In his latest book, Witold Rybczysnki, the Martin & Margy Meyerson Professor of Urbanism at the School of Design and professor of real estate at Wharton, details the creation of a village-style suburban subdivision on old agricultural land in Chester County, Pennsylvania. One of the leading characters in Last Harvest: How A Cornfield Became New Daleville is real-estate developer Joseph Duckworth WG’72, whose firm led the project. On Saturday morning of Alumni Weekend, Rybczynski and Duckworth sat down to talk about why American suburbs look the way they do, and one trend that may change them.
|DUCKWORTH: Real-estate developers, because we are change agents, and almost nobody wants change, tend to be terribly unpopular. So getting into this project, we decided to specialize in this little niche called New Urbanism … Although some people would argue that what we do is still conventional, it is on the complete cutting edge of profit-making development. What we try to do is figure out the place where the market will accept some of these new trends of smaller lots, walkable communities, infill, cluster, etcetera, and not just deal with McMansions on large acreage. The way we got to this site was that a rather conventional developer had purchased the site and filed a plan for it that was compliant with zoning. He showed it to the town, and the town said, “Oh my gosh. That's not what we had in mind! It's a terrible thing.”
Well, the developer said, “That's exactly what your code calls for!”
“Yeah, but we don't like it.”
“Well what do you want?”
“We want a village with sidewalks, and little lots, and parks, and a store you can walk to, an athletic field…”
“But that's not in your code!” …
RYBCZYNSKI: We think of development as something done by the developer. What we forget, I think, and what gets left out of the equation, is that communities also create development, because communities decide that this site is going to be for housing, and this site is going to be for some other use-industrial use or agricultural use…
Who's really to blame for sprawl and the kind of suburban development that we see? … The developer who builds is to blame in the sense that the developer and homebuilder are actually doing the work, but the decisions made by communities are very important.
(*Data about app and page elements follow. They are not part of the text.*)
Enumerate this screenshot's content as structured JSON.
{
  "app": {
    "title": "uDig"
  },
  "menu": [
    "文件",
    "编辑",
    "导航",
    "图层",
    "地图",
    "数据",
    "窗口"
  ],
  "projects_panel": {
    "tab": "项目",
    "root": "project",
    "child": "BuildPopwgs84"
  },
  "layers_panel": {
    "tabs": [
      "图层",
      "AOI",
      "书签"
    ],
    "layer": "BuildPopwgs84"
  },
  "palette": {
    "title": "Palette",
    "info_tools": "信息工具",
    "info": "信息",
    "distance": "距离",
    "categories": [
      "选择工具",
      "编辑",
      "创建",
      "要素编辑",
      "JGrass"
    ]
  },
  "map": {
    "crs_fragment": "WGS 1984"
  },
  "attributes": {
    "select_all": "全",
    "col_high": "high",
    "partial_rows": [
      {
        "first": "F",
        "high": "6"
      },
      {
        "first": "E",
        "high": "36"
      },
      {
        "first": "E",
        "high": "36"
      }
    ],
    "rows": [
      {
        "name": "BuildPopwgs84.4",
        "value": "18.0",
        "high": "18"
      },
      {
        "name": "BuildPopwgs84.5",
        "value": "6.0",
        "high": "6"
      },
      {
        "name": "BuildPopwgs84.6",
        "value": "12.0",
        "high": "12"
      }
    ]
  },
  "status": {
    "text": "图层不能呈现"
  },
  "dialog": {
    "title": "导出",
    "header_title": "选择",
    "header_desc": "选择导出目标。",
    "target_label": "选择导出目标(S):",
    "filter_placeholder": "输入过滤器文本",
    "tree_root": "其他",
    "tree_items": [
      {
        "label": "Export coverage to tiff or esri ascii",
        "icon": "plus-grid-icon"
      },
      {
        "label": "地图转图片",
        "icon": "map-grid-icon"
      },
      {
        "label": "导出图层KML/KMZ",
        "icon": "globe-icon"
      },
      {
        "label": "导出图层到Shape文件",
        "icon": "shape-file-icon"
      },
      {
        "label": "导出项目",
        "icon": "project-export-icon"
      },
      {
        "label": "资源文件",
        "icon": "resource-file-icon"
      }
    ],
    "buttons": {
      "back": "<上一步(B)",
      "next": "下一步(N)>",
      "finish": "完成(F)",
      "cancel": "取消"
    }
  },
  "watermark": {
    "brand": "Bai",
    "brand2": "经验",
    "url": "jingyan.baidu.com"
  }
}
To the extent that new developments succeed or fail, I think a great deal of the responsibility really hangs with the citizens in those areas, because they are making decisions to protect themselves, they are sometimes making simply ill-informed decisions, they are sometimes making decisions to be popular with their neighbors. It's a very democratic process, which is good, much more democratic than urban development ... I think the interesting thing about suburban development is the communities are so small that everybody knows everybody, and the people sitting on this planning board are just five citizens and everybody in the audience knows them. They're neighbors. The process is much more transparent than what you would see in a city, but it's not always very logical. …
DUCKWORTH: We came out of a tradition, which kind of ended with World War II, of small-lot, walkable places with towns. I have a theory that during the Depression and World War II, very little housing was developed, so there was a time to shift and come up with a different approach. In the early '50s, the Levittowns and such responded with the mass production of houses. What I find interesting is that during the '50s, all the codes were changed to separate uses, to make lots larger, to widen streets, and to basically make life safe for the car and not the individual. And in fact the rulebook was changed for all suburban development … So what we're attempting to do … in the New Urbanism movement and the “smart growth” movement, is, instead of going to acre and acre-plus lots, going to small lots, with sidewalks in front of them, ideally with destinations that are walkable within the community, so that you can still have a single-family house on your own lot, but instead of being an acre lot, it might be a 6,000-foot lot, which is one-seventh or one-eighth of an acre…
Those things were made illegal by the zoning changes in the '50s and '60s. You no longer were permitted to do narrow streets, small lots, and uses that were closer together. What I'm saying is the change is to go back to the past. It's not new, it's really going back to the old.-T.P.